> EXERCISE DIRECTIONS: Which lines of the records below contain the word "image"? Show each one.

──────── RECORDED INFORMATION ────────

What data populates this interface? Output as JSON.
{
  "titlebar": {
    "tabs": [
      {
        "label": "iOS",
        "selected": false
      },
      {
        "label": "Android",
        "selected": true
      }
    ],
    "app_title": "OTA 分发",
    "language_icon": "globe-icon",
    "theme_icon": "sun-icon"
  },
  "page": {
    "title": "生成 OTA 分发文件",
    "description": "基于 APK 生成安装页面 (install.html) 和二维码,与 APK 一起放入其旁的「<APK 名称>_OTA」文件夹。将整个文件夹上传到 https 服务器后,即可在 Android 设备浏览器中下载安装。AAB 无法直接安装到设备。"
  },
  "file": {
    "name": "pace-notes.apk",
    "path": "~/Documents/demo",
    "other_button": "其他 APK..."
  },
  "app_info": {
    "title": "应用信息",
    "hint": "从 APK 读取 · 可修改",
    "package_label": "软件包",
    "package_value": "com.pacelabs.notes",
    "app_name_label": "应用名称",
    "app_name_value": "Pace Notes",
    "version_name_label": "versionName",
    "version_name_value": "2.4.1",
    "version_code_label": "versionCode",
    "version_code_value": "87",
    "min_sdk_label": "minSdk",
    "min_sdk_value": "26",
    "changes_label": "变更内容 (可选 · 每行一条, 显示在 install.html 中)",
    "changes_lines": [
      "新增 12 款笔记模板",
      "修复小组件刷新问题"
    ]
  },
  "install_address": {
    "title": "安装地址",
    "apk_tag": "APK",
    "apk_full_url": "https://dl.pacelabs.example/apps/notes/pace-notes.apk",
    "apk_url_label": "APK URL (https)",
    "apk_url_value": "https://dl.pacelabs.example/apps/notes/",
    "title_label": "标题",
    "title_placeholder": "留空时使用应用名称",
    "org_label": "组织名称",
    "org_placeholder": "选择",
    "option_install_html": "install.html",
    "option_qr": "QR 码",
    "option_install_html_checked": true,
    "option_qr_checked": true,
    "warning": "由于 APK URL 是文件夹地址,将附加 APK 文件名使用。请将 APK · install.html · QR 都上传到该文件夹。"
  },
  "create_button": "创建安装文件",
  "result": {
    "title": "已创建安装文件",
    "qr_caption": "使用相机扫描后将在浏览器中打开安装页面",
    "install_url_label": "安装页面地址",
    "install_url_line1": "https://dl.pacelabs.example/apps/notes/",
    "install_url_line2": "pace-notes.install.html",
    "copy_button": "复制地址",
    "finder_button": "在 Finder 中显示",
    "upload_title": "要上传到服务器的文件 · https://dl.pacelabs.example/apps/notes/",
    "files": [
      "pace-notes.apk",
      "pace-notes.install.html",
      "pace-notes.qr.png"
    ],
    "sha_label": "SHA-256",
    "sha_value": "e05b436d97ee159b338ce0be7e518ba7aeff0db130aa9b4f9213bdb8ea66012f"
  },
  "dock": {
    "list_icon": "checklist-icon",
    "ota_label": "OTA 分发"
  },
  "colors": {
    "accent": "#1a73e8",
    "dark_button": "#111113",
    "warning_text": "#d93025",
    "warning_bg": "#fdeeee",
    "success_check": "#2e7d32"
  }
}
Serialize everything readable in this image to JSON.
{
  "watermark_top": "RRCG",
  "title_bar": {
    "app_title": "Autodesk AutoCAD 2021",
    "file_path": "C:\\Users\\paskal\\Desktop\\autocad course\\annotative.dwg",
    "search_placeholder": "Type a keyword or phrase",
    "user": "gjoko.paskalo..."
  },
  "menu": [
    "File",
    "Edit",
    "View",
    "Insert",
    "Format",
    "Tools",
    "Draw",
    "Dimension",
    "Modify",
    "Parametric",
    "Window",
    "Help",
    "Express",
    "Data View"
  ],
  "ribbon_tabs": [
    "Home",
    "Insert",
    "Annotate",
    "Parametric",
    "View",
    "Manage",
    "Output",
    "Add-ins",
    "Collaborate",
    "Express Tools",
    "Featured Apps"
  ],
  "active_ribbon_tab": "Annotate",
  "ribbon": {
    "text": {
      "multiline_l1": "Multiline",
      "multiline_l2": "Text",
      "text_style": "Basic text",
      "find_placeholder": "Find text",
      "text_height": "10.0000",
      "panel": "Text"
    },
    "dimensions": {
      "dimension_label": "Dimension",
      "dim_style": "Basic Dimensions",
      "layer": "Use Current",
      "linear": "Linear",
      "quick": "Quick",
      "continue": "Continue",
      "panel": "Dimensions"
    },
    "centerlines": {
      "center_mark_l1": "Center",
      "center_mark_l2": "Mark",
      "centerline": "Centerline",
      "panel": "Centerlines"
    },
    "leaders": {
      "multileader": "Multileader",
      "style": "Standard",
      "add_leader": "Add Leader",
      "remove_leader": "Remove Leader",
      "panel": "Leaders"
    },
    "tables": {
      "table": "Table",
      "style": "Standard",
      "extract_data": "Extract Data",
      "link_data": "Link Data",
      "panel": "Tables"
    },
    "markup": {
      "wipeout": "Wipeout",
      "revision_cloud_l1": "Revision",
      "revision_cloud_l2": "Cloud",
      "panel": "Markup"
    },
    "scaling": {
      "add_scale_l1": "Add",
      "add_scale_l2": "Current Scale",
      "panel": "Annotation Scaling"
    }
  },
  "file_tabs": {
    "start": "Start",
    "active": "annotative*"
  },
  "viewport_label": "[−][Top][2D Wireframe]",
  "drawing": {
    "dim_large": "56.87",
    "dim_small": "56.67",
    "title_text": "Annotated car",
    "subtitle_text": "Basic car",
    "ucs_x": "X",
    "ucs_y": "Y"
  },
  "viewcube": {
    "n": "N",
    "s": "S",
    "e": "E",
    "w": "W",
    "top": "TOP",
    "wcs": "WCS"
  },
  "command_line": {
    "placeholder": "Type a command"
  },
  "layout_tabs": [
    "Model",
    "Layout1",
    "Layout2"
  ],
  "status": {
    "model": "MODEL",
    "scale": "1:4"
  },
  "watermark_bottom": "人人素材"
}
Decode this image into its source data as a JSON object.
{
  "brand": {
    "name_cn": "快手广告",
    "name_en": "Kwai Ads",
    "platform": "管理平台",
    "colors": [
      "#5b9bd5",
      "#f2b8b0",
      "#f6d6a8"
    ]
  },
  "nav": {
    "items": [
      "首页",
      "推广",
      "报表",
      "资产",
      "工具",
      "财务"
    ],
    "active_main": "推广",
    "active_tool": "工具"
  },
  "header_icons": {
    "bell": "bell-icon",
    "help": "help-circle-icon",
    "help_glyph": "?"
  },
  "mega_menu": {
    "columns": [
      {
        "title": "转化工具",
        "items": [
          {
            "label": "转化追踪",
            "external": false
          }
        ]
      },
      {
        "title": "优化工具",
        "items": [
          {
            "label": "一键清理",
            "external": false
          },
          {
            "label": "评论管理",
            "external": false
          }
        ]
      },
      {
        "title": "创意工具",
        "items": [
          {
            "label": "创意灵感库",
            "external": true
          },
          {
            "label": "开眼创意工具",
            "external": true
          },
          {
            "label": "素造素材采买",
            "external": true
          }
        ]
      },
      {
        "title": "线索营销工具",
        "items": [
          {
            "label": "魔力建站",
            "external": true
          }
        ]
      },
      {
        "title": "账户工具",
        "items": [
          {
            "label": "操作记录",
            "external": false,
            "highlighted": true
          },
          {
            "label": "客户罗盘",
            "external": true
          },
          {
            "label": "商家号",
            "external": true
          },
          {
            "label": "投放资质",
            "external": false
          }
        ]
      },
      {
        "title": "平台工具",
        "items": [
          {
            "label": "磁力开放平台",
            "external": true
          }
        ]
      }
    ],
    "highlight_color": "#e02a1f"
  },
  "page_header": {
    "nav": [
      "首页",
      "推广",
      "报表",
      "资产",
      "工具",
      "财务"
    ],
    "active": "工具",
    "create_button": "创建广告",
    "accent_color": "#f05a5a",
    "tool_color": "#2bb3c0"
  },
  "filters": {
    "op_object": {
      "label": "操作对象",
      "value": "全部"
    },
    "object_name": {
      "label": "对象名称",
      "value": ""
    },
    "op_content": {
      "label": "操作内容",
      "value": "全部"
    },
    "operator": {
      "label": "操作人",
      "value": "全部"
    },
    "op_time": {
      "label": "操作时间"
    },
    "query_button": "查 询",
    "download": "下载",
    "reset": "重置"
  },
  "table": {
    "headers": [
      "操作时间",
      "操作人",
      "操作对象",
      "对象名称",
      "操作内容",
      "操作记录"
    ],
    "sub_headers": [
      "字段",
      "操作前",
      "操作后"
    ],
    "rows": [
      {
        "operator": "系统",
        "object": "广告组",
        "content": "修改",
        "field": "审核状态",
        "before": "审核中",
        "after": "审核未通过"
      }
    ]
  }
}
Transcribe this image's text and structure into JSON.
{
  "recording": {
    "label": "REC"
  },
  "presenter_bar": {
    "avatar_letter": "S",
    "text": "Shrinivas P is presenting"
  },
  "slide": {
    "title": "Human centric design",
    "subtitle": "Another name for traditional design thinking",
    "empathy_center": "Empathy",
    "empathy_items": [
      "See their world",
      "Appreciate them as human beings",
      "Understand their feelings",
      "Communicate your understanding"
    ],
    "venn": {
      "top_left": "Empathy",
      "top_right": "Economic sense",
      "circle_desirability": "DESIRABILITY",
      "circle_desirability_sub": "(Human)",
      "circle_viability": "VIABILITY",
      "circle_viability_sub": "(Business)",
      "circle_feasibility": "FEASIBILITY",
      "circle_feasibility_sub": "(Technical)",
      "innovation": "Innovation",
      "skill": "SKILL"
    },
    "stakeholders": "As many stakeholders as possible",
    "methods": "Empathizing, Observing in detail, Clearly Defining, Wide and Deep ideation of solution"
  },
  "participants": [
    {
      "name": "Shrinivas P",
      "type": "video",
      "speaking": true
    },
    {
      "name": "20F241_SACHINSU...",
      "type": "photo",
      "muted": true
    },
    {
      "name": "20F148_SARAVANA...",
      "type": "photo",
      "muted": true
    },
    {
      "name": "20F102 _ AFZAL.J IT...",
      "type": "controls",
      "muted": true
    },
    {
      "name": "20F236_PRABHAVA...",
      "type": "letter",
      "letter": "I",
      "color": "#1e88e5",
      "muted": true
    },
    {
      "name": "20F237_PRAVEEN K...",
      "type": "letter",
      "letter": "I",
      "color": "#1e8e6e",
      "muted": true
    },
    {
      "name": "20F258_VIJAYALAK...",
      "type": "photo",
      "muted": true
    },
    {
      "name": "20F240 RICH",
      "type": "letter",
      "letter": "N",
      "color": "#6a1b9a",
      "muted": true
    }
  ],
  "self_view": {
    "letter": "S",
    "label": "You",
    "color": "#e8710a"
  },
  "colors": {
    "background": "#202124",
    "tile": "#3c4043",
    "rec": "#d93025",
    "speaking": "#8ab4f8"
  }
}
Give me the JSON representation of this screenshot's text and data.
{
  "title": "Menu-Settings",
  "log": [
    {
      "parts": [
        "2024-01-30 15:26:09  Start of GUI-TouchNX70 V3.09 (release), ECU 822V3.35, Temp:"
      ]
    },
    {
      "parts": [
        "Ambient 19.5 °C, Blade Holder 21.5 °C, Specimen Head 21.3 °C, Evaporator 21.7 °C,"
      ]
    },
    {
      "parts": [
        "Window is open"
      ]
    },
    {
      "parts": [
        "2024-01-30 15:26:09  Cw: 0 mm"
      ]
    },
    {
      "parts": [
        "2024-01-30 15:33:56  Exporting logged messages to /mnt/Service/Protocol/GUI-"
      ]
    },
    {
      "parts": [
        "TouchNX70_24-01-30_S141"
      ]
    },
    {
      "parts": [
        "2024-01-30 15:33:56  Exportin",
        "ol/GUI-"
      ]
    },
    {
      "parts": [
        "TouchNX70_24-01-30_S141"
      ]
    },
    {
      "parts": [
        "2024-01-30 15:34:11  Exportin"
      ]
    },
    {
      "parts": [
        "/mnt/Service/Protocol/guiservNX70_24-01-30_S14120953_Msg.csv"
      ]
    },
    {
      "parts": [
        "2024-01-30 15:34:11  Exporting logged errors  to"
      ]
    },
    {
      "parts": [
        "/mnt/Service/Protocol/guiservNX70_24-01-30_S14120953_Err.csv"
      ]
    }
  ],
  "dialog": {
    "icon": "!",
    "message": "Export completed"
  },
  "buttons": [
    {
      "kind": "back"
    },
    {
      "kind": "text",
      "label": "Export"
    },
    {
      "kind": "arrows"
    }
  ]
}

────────

> OUTPUT:
Serialize everything readable in this image to JSON.
Decode this image into its source data as a JSON object.
Transcribe this image's text and structure into JSON.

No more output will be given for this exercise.